I am from white cotton sheets hanging out to dry, from Quaker oatmeal left on the stove for breakfast and buckets of rocks picked up after school before home work or tv.
I am from the house that looked like a barn, half underground, built by my father, federal blue bedroom walls and cold ceramic tile floors.
I am from the wild cherry cut down to make a bedroom suite never to be , roses struggling in the red clay to thrive, tobacco leaves scattered on the barn floor, fruit trees in the orchard, iris beds getting more attention than us kids , the rolling yard where grass was premium.
I am from turkey on Thanksgiving and ham on Christmas and Easter and blue eyes for ten generations from Richard Duane and Nancy Lee and my Mawmaw that always called me Bess even though it wasn’t my name.
I am from denial, and love that was unspoken.
From walking on one shoe bringing bad luck and snapping turtles not letting go until it thunders.
I am from Southern Baptists, fire and brimstone ,preaching of a God in which I don’t believe.
I am from the rolling green pastures of Erin and the Trail of Tears, thick chicken and dumplings and meatloaf with ketchup.
From parents who grew up poor , hording , living in self imposed poverty, the dreams my mother holds for me , never coming true, and the torture of trying to find my way alone.

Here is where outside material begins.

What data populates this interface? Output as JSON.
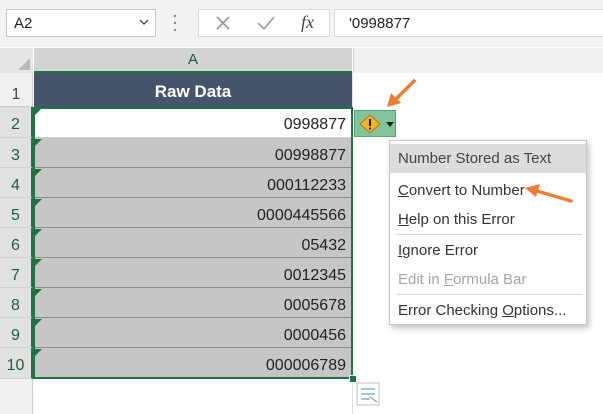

I am from the middle pages of the photo album, the pictures of me a third of those of my sisters , invisible, trying to find a place in the cedar chest , on the wall , or in the tins with every one else.